There was applause and handshakes all round in midweek at the Boscolo New York Palace Hotel in Budapest, Hungary as Cayman Islands’ Jeffrey Webb and Antigua and Barbuda’s Gordon Derrick officially replaced controversial ex-FIFA Vice President and Works Minister Jack Warner at the helm of the CONCACAF and Caribbean Football Union (CFU) respectively.
Webb and Cuban delegate Luis Hernandez were particularly scathing about the perceived mismanagement and corruption that were a feature of Warner’s reign.
Trinidad and Tobago’s Pro League football representative, W Connection and Neal & Massy Caledonia AIA, would get the first taste of the new set-up when they compete in the finals of the CFU Club Championship. Not surprisingly, no one knows when and where the final round will be held yet although that might be decided today.
In their way is the Antigua Barracuda, which is owned by Derrick, coached by the ABFA’s technical director Tom Curtis and managed to secure the right to represent Antigua and Barbuda despite having never played competitively on the island. Barracuda play in what is effectively the United States third division.

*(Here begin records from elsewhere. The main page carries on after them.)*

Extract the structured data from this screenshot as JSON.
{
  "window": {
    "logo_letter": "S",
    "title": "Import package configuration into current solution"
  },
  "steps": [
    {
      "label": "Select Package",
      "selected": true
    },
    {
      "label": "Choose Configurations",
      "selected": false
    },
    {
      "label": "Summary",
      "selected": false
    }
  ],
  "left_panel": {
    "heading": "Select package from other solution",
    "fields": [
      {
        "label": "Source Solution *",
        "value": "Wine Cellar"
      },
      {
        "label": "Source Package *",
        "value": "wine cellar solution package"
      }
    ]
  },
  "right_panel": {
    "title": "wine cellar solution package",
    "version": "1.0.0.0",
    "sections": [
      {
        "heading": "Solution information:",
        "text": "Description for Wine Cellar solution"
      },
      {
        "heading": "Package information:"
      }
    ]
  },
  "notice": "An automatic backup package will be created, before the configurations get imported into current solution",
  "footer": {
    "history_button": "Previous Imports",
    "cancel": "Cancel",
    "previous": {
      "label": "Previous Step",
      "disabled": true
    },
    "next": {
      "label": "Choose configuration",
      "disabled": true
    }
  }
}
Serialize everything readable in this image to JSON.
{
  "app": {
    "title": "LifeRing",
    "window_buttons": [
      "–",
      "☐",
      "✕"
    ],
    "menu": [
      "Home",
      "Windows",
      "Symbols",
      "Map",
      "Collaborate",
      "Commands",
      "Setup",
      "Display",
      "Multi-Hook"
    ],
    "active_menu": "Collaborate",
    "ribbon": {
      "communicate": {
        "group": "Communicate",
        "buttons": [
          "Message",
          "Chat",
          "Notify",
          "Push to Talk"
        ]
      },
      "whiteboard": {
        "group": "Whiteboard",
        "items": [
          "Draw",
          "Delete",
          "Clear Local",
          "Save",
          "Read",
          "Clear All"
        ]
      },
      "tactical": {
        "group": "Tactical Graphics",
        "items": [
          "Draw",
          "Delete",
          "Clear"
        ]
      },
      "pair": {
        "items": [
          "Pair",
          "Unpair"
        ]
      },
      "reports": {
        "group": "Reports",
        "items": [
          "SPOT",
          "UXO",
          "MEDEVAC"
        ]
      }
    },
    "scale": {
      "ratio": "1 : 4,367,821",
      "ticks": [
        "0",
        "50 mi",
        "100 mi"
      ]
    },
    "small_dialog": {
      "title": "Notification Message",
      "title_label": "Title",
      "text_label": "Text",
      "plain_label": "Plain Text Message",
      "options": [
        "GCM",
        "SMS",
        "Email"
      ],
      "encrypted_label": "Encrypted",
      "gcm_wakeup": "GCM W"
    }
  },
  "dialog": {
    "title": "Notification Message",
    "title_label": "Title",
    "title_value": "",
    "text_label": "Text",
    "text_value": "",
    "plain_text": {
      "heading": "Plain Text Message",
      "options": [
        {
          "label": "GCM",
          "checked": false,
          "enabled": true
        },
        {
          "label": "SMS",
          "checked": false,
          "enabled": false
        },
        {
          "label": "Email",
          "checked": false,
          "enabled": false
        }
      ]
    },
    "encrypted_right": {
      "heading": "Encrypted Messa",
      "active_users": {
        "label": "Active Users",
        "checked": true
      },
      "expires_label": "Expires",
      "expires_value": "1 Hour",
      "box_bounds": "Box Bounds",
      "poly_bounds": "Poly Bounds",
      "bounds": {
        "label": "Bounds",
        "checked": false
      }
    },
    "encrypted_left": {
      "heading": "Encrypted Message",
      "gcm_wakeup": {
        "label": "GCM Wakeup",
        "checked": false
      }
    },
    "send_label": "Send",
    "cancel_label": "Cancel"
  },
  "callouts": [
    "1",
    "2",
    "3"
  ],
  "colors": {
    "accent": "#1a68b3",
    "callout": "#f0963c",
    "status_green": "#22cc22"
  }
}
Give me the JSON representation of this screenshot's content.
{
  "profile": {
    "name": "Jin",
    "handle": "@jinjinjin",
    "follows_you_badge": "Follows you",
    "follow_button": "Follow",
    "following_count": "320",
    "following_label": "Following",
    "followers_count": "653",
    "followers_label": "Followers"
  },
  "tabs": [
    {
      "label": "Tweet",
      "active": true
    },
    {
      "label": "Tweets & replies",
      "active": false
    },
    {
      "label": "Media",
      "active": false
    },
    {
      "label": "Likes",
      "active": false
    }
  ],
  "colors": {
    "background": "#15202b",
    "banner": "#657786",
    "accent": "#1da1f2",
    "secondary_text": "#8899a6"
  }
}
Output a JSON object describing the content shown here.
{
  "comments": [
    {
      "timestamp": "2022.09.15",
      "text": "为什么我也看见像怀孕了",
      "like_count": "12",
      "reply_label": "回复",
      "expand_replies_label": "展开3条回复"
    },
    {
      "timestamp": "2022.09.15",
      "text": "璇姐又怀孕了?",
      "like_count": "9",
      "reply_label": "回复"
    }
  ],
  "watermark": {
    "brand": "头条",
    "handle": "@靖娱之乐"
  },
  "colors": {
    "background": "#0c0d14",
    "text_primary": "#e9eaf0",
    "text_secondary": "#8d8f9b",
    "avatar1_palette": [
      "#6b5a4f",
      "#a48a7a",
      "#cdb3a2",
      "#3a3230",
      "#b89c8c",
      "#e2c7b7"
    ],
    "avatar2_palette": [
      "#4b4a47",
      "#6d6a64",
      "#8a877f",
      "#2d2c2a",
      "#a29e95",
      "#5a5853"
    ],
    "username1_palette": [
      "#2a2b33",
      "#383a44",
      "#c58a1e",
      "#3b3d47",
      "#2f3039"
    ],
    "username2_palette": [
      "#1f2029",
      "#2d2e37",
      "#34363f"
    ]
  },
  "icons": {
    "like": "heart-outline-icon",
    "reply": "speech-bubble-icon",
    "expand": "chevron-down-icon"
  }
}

For all the talk of a new era in the Caribbean, Derrick already bears some resemblance to his predecessor, Warner. Connection and Caledonia still remember the challenge of competing with the last CFU president’s Joe Public team while the owner had oversight over referees, fixtures and competition rules and routinely used his influence to poach players.
At the CFU’s semi-final group stage in Trinidad, the Barracuda jerseys featured numbers which so closely matched the colour of the shirts that it was virtually impossible for reporters and match commissioners to follow the game.
Match Commissioner Wayne Cunningham admitted that the Barracuda outfits were farcical but gave a nervous chuckle when asked if a formal complaint would be made.
There is likely to be similar unease for Connection and Caledonia owners when they meet Barracuda.
Connection, theoretically, might have solved the problem on May 10 but the Pro League outfit failed to hold on to a lead that would have eliminated the Antiguans. But the host team, which had already qualified, played a second string squad in preparation for a local Digicel Pro Bowl semi-final match against Caledonia that kicked off within 24 hours of the CFU fixture.
Still, Connection opened the scoring before their youthful team succumbed to a Barracuda comeback and lost 2-1. Haitian team Victory SC, who faced a full strength Connection and might have progressed if the Trinidad and Tobago team took its final fixture seriously, was eliminated as a result.
The kindest thing that might be said of Caribbean fixture lists is “amateurish.”
Victory was the beneficiary of a similarly unsporting quirk in the competition when it met compatriot, Baltimore, with both teams knowing beforehand that a draw would eliminate Guyanese club, Alpha United. And that proved to be the subsequent result.
Alpha President Odinga Lumumba, who claimed to spend over $188,000 (US$29,000) on his team’s regional campaign, insisted the club was eliminated by “fraud, match fixing and collusion” and complained unsuccessfully in writing to every CFU and Caribbean football official right up to FIFA President Sepp Blatter and the United Nations Secretary General.
His loud grumbling is part of the messy backdrop to the CFU final round, which determines the two regional representatives to advance to CONCACAF level.
Caledonia qualified for the final group stage on Wednesday night with a 5-0 win over the Cayman Islands’ Georgetown Soccer Club, which, thankfully, is not run by Webb.
Devorn Jorsling and Conrad Smith both scored doubles for the “Eastern Stallions” while substitute Trevin Caesar also got on the score sheet.
Caledonia’s starting team in the Cayman Islands comprised: Ronson Williams, Kareem Joseph, Nuru Muhammad, Radanfah Abu Bakr, Walter Moore, Cornelius Stewart, Stephan David, Keyon Edwards, Trayon Bobb, Jamal Gay and Jorsling.
Caesar was introduced in Stewart’s place in the 79th minute while Smith and Nathan Lewis replaced Gay and Bobb respectively in the final 10 minutes. Zane Coker, Kemron Purcel, Sheldon Holder and Colin Nelson were unused subs for Caledonia.
The Puerto Rico Islanders, which competes in the US second tier as well as in its island’s domestic league, is expected to be the fourth qualifier for the final group stage.
Caledonia and the Islanders played to a goalless draw on Monday.
The CFU final four should offer intriguing match-ups and healthy competition. But that is if one doesn’t factor in the damaging effects of mismanagement and misplaced ethics.
The new CFU has not started well.